Experiencing life at 7 knots (8.4 mph) for two weeks on a sailboat gave me a chance to ponder. So why cast off the dock lines, leave one of the best, if not the best, marina on the Great Lakes and make myself vulnerable to the uncertainties of wind and weather? Why not stay put and enjoy the hot tub, swimming pool, marble restrooms and showers, washer/dryer facilities and the friendship and camaraderie of my fellow “crazy” dock mates? The reason is adventure, going into the unknown, chasing the dream over the horizon, curiosity, overcoming obstacles and above all else, having fun. A world without time was created when two days into my annual sailing sabbatical, my battery-powered electric watch quit working. It was the perfect symbolic manifestation of my desire to get away and think, unencumbered by the usual day-to-day. Sometimes it’s important to slip our moorings and get away from the dock.
Meanwhile, back on the “hard,” I am getting used to driving at 70 mph and seeing the world zoom by without giving the flower along the road a second look. My melancholy about the end of the trip is waning as I return to my semi-conscious state to await the next opportunity to cast off the dock lines and head out for another adventure in the world of business and/or on the Great Lakes.
In one of those business adventures, I’m continuing my learning by attending the pilot design workshop conducted by the Design Academy, a program of Design West Michigan, a WIRED-funded experiment in the use of design by local firms as a global competitive advantage.
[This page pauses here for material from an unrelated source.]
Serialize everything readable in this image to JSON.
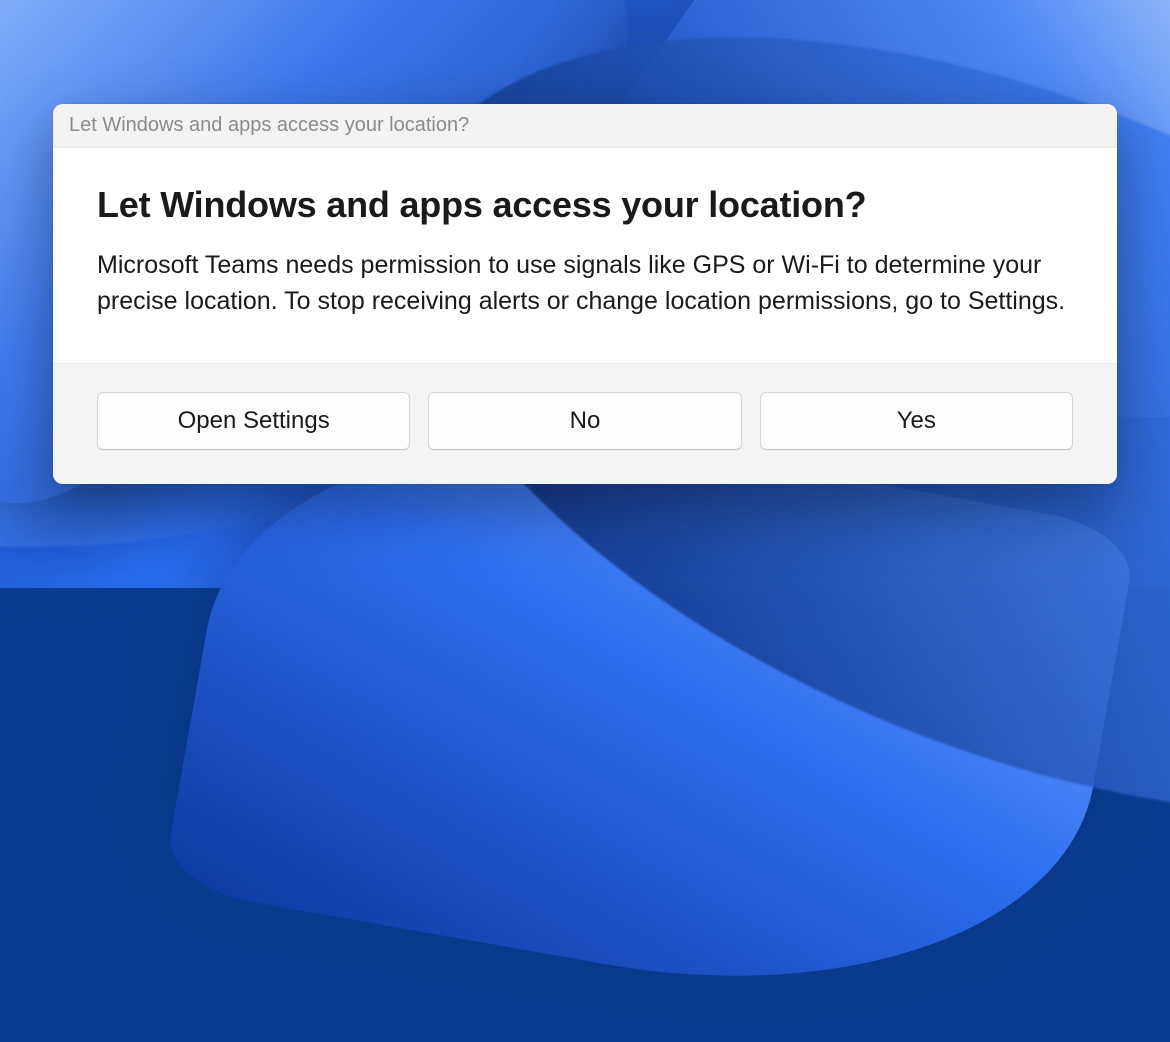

Hats off to Lakeshore Advantage, one of our local economic development organizations, for introducing many West Michigan companies to the use of design as a competitive strategy.
My take-aways from the two-day session, in which several companies told their stories about the use of design in their product or services, were 1. design is a problem-solving process done within constraints; 2. design engages our emotions through our senses; 3. design can be a VERY effective tool in creating a competitive advantage (as several of the case studies proved); 4. everyone thinks they are a designer (and they are); and 5. the combination of the engineering (left brain) with the design (right brain) produces outstanding, globally competitive products and services.
The Whirlpool Case Study of the creation of the “Duet” Washer/Dryer illustrates many of these points. A collaborative effort of enthnographers, demographers, graphic designers, product designers, photographers, etc., the creation of the Duet relied on in-depth research for the basis of the design. But a folksy observation that someone had placed a washer/dryer on blocks in order to reduce back strain resulted in the crucial “pedestal” concept on the Duet. Further design work not only elevated the front-loading machine to an easily accessible level, but provided storage, a patented look, and even sound signals for the visually impaired. Applying design to the product also solved an economic dilemma. Until the advent of the “Duet,” only 5% of washers and dryers were purchased together. But 60% of Duets are sold as a pair.
Clearly, adventures can be had without leaving the desk, especially if we manage to unmoor our thinking from the everyday.